The Palace of the Assembly took the form of a large box into which the distinct forms of the Senate and Assembly chambers appeared to have been inserted. Its main façade, which faced the High Court building, featured a portico with an upturned curve, through which one entered a cavernous, shadowy interior with a grid of slender columns rising to the darkened ceiling. Across the central plaza stood the High Court, an open-sided box which was also topped by a portico composed of inverted curves. Here, however, the axis of the curvature was perpendicular to the main façade, the sunlight shining between the arches and the roof of the habitable space of the building. The windows lining the front of the Court stood behind a grille of brises-soleil, while a gaping opening to one end of the structure, punctuated by three brightly-colored columns, marked the primary entrance.
The Governor’s Palace, the intended centerpiece of the Capitol complex, was ultimately deemed “undemocratic” by Nehru and removed from the scope of the project. In its place stands a lone sculpture of an enormous hand seemingly melded with a dove. The sculpture, almost PIcasso-esque in its stylization, was so important to Le Corbusier that he repeatedly urged Nehru to approve its construction despite the latter’s admonition that India could not afford the expense. Of its symbolism, he stated: “It was not a political emblem…[but] an architect’s creation… Open to receive the wealth that the world has created, to distribute to the peoples of the world… It ought to be the symbol of our age.”[12,13]
From the moment it was built, Chandigarh enjoyed a position of prominence in both the Indian and global architectural fields. The spirit of exuberant hope that arose in the early days of Indian independence survives in many of its citizens, even if the fabric of the city has been changed by time. Far beyond its intended population of 500,000, Chandigarh and the surrounding area is now home to three times that number – a population boom which has necessitated a series of controversial suburban developments over the years. Despite the inevitable growth of the city beyond its original rectangular borders, Chandigarh continues to hold the admiration and affection of locals and the international architectural community; long after both his and Le Corbusier’s deaths, the Punjabi capital continues to serve as, in Nehru’s words, “an expression of the nation’s faith in the future.”
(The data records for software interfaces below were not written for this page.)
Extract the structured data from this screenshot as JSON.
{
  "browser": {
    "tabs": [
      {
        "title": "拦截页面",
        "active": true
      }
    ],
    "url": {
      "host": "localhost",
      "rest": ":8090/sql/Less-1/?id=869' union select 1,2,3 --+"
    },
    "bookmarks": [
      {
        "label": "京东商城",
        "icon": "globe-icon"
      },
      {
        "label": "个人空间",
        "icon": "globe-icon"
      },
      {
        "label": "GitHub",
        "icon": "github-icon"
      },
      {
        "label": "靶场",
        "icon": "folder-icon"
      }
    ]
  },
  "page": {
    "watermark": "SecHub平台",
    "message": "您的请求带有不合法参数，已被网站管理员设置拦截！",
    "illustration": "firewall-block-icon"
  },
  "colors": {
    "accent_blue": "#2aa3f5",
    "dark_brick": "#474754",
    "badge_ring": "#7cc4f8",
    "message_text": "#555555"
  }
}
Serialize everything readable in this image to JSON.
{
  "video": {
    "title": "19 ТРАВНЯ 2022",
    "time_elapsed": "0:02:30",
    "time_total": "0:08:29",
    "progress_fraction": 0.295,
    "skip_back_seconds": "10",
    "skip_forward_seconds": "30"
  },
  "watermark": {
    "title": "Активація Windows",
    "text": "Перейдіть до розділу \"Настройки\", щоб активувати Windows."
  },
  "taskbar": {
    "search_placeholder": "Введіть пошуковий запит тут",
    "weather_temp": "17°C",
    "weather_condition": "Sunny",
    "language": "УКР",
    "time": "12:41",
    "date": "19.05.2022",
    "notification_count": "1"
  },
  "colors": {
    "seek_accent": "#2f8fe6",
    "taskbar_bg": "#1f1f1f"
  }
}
 Prakash, Vikramaditya. Chandigarh's Le Corbusier: The Struggle for Modernity in Postcolonial India. Seattle: University of Washington Press, 2002. p5-6.
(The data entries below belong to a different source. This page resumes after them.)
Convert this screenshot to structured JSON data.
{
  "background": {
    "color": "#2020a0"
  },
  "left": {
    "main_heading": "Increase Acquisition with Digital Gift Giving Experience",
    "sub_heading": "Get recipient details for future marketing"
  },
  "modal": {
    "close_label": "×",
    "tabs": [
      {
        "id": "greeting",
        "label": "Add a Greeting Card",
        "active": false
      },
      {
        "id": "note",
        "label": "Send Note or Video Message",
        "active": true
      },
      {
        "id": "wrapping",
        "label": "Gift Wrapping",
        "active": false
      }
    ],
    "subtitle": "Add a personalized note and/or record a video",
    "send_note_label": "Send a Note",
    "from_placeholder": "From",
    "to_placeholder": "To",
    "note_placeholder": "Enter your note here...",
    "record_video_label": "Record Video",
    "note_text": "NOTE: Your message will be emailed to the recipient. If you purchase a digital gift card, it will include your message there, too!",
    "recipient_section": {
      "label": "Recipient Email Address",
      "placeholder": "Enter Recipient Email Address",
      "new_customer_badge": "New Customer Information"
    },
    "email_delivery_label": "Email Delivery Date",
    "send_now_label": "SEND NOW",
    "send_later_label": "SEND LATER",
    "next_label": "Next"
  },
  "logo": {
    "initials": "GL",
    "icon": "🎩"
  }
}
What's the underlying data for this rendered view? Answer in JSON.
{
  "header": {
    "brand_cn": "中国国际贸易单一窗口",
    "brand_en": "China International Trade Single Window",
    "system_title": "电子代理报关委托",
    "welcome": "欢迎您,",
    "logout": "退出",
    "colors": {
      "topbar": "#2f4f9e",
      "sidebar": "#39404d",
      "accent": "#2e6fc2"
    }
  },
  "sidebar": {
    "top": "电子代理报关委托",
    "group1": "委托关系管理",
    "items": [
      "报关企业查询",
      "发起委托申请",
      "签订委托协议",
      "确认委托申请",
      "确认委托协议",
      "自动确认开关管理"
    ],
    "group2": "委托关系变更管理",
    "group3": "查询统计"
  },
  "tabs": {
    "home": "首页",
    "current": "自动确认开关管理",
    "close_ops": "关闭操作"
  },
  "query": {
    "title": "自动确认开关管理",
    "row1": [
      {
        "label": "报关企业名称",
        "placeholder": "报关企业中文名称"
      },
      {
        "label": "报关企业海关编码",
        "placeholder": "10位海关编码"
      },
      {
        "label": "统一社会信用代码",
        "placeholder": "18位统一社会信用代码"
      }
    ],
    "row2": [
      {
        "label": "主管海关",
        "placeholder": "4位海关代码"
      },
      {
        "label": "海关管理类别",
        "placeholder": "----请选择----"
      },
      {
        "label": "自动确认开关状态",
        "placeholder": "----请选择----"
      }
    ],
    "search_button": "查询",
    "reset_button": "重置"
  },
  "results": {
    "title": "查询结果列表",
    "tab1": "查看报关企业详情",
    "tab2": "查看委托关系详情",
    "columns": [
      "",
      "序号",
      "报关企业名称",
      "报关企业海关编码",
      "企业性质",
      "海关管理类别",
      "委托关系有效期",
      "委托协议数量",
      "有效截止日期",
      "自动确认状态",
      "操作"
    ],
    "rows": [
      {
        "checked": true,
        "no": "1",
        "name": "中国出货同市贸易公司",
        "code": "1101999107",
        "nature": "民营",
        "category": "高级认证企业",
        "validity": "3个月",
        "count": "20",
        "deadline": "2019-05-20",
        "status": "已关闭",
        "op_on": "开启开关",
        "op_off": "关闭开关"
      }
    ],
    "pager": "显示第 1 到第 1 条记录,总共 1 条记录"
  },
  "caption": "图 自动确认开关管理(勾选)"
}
 Bauchet-Cauquil, Hélène, Françoise-Claire Prodhon, Patrick Seguin, Michael Roy, John Tittensor, Jeremy Harrison, Le Corbusier, and Pierre Jeanneret. Le Corbusier, Pierre Jeanneret: Chandigarh, India, 1951-66. Paris: Galerie Patrick Seguin, 2014. p52.
 Prakash, p43-45.
 Prakash, p42-45.
 Curtis, William J. R. Modern Architecture since 1900. London: Phaidon, 1996. p427.
 Curtis, p428.
 Prakash, p65-66.
 Prakash, p14-15.
 Prakash, p68-69.
 Curtis, p429.
 Curtis, p429-430.
 Curtis, p 429.
 Prakash, p125.
 Khan, Hasan-Uddin, Julian Beinart, and Charles Correa. Le Corbusier: Chandigarh and the Modern City: Insights Into the Iconic City Sixty Years Later. Ahmedabad: Mapin Publishing, 2009. p80-86.